« on: December 07, 2004, 10:41:31 AM »
Man, you guys all have amazing numbers. Someone should tell GULC to stop being numbers whores........
« on: December 05, 2004, 04:41:31 PM »
hehe, actually the pictures make it look better than it really is, but pictures always do that. It is however, still ridiculously large and "awe-inspiring". Not so much of a tomb of thought, since a lot of the buildings though are very modernized..... though the reading room is gorgeous.... The underground library is amazing for the fact that it is completely underground...... Overall, even though the pictures do make it out to be larger and grander than it is in person, its still ABSOLUTELY amazing, and really green...... (im from new york, so the only grass I know is the grass being sold by the druggies in Washington Square Park).
« on: December 05, 2004, 04:31:57 PM »
I agree.... pre-laws ironically have the absolute worst admissions stats out of everyone else. I think physics majors fare the best. In all seriousness, if you are gunning for a top law school, your best chance is to do some sort of science major coupled with a humanities major.

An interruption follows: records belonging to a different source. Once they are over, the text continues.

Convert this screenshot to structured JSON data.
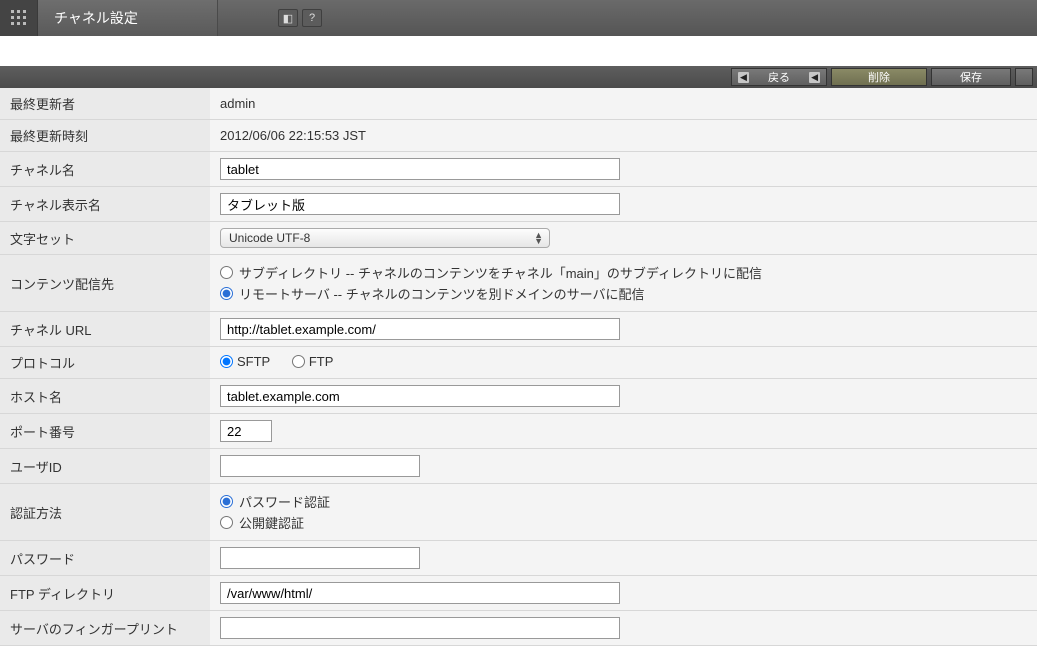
{
  "header": {
    "title": "チャネル設定"
  },
  "actions": {
    "back": "戻る",
    "delete": "削除",
    "save": "保存"
  },
  "labels": {
    "last_modified_by": "最終更新者",
    "last_modified_at": "最終更新時刻",
    "channel_name": "チャネル名",
    "channel_display_name": "チャネル表示名",
    "charset": "文字セット",
    "content_target": "コンテンツ配信先",
    "channel_url": "チャネル URL",
    "protocol": "プロトコル",
    "host": "ホスト名",
    "port": "ポート番号",
    "user_id": "ユーザID",
    "auth_method": "認証方法",
    "password": "パスワード",
    "ftp_dir": "FTP ディレクトリ",
    "fingerprint": "サーバのフィンガープリント"
  },
  "values": {
    "last_modified_by": "admin",
    "last_modified_at": "2012/06/06 22:15:53 JST",
    "channel_name": "tablet",
    "channel_display_name": "タブレット版",
    "charset": "Unicode UTF-8",
    "channel_url": "http://tablet.example.com/",
    "host": "tablet.example.com",
    "port": "22",
    "user_id": "",
    "password": "",
    "ftp_dir": "/var/www/html/",
    "fingerprint": ""
  },
  "options": {
    "content_target": {
      "subdir": "サブディレクトリ -- チャネルのコンテンツをチャネル「main」のサブディレクトリに配信",
      "remote": "リモートサーバ -- チャネルのコンテンツを別ドメインのサーバに配信",
      "selected": "remote"
    },
    "protocol": {
      "sftp": "SFTP",
      "ftp": "FTP",
      "selected": "sftp"
    },
    "auth_method": {
      "password": "パスワード認証",
      "publickey": "公開鍵認証",
      "selected": "password"
    }
  }
}
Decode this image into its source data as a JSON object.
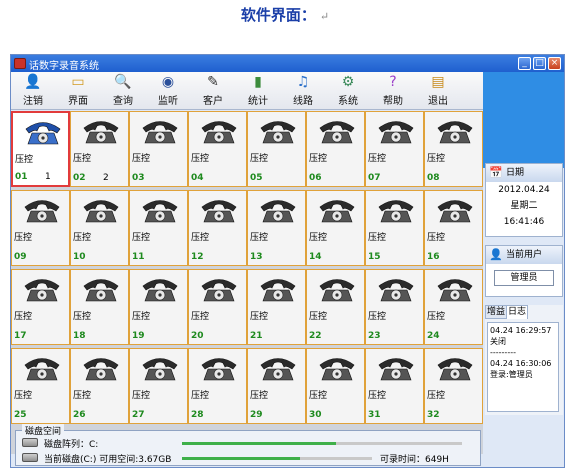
{
  "heading": {
    "text": "软件界面：",
    "para_mark": "↵"
  },
  "window": {
    "title": "话数字录音系统"
  },
  "toolbar": [
    {
      "label": "注销",
      "icon": "logout-icon",
      "glyph": "👤",
      "color": "#c04a1a"
    },
    {
      "label": "界面",
      "icon": "layout-icon",
      "glyph": "▭",
      "color": "#d19a22"
    },
    {
      "label": "查询",
      "icon": "search-icon",
      "glyph": "🔍",
      "color": "#4a6a8a"
    },
    {
      "label": "监听",
      "icon": "listen-icon",
      "glyph": "◉",
      "color": "#2a4f9a"
    },
    {
      "label": "客户",
      "icon": "customer-icon",
      "glyph": "✎",
      "color": "#333333"
    },
    {
      "label": "统计",
      "icon": "stats-icon",
      "glyph": "▮",
      "color": "#3c8c3c"
    },
    {
      "label": "线路",
      "icon": "line-icon",
      "glyph": "♫",
      "color": "#2a6fc9"
    },
    {
      "label": "系统",
      "icon": "system-icon",
      "glyph": "⚙",
      "color": "#3a8a5a"
    },
    {
      "label": "帮助",
      "icon": "help-icon",
      "glyph": "?",
      "color": "#9b3fc9"
    },
    {
      "label": "退出",
      "icon": "exit-icon",
      "glyph": "▤",
      "color": "#c78a1a"
    }
  ],
  "channels": [
    {
      "label": "压控",
      "num": "01",
      "idx": "1",
      "selected": true
    },
    {
      "label": "压控",
      "num": "02",
      "idx": "2"
    },
    {
      "label": "压控",
      "num": "03"
    },
    {
      "label": "压控",
      "num": "04"
    },
    {
      "label": "压控",
      "num": "05"
    },
    {
      "label": "压控",
      "num": "06"
    },
    {
      "label": "压控",
      "num": "07"
    },
    {
      "label": "压控",
      "num": "08"
    },
    {
      "label": "压控",
      "num": "09"
    },
    {
      "label": "压控",
      "num": "10"
    },
    {
      "label": "压控",
      "num": "11"
    },
    {
      "label": "压控",
      "num": "12"
    },
    {
      "label": "压控",
      "num": "13"
    },
    {
      "label": "压控",
      "num": "14"
    },
    {
      "label": "压控",
      "num": "15"
    },
    {
      "label": "压控",
      "num": "16"
    },
    {
      "label": "压控",
      "num": "17"
    },
    {
      "label": "压控",
      "num": "18"
    },
    {
      "label": "压控",
      "num": "19"
    },
    {
      "label": "压控",
      "num": "20"
    },
    {
      "label": "压控",
      "num": "21"
    },
    {
      "label": "压控",
      "num": "22"
    },
    {
      "label": "压控",
      "num": "23"
    },
    {
      "label": "压控",
      "num": "24"
    },
    {
      "label": "压控",
      "num": "25"
    },
    {
      "label": "压控",
      "num": "26"
    },
    {
      "label": "压控",
      "num": "27"
    },
    {
      "label": "压控",
      "num": "28"
    },
    {
      "label": "压控",
      "num": "29"
    },
    {
      "label": "压控",
      "num": "30"
    },
    {
      "label": "压控",
      "num": "31"
    },
    {
      "label": "压控",
      "num": "32"
    }
  ],
  "disk": {
    "legend": "磁盘空间",
    "array_label": "磁盘阵列：C:",
    "current_label": "当前磁盘(C:) 可用空间:3.67GB",
    "record_time": "可录时间：649H",
    "array_fill": 0.55,
    "current_fill": 0.62
  },
  "side": {
    "date_title": "日期",
    "date": "2012.04.24",
    "weekday": "星期二",
    "time": "16:41:46",
    "user_title": "当前用户",
    "user": "管理员",
    "tabs": [
      "增益",
      "日志"
    ],
    "log": [
      "04.24 16:29:57",
      "关闭",
      "---------",
      "04.24 16:30:06",
      "登录:管理员"
    ]
  }
}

I think this show that you have the critical thinking skills plus the ability to express yourself, or if you had to choose, do the science major and get good grades. Pre-law just doesn't make you stand out enough....... and BELIEVE me standing out is INCREDIBLY important in the law school process.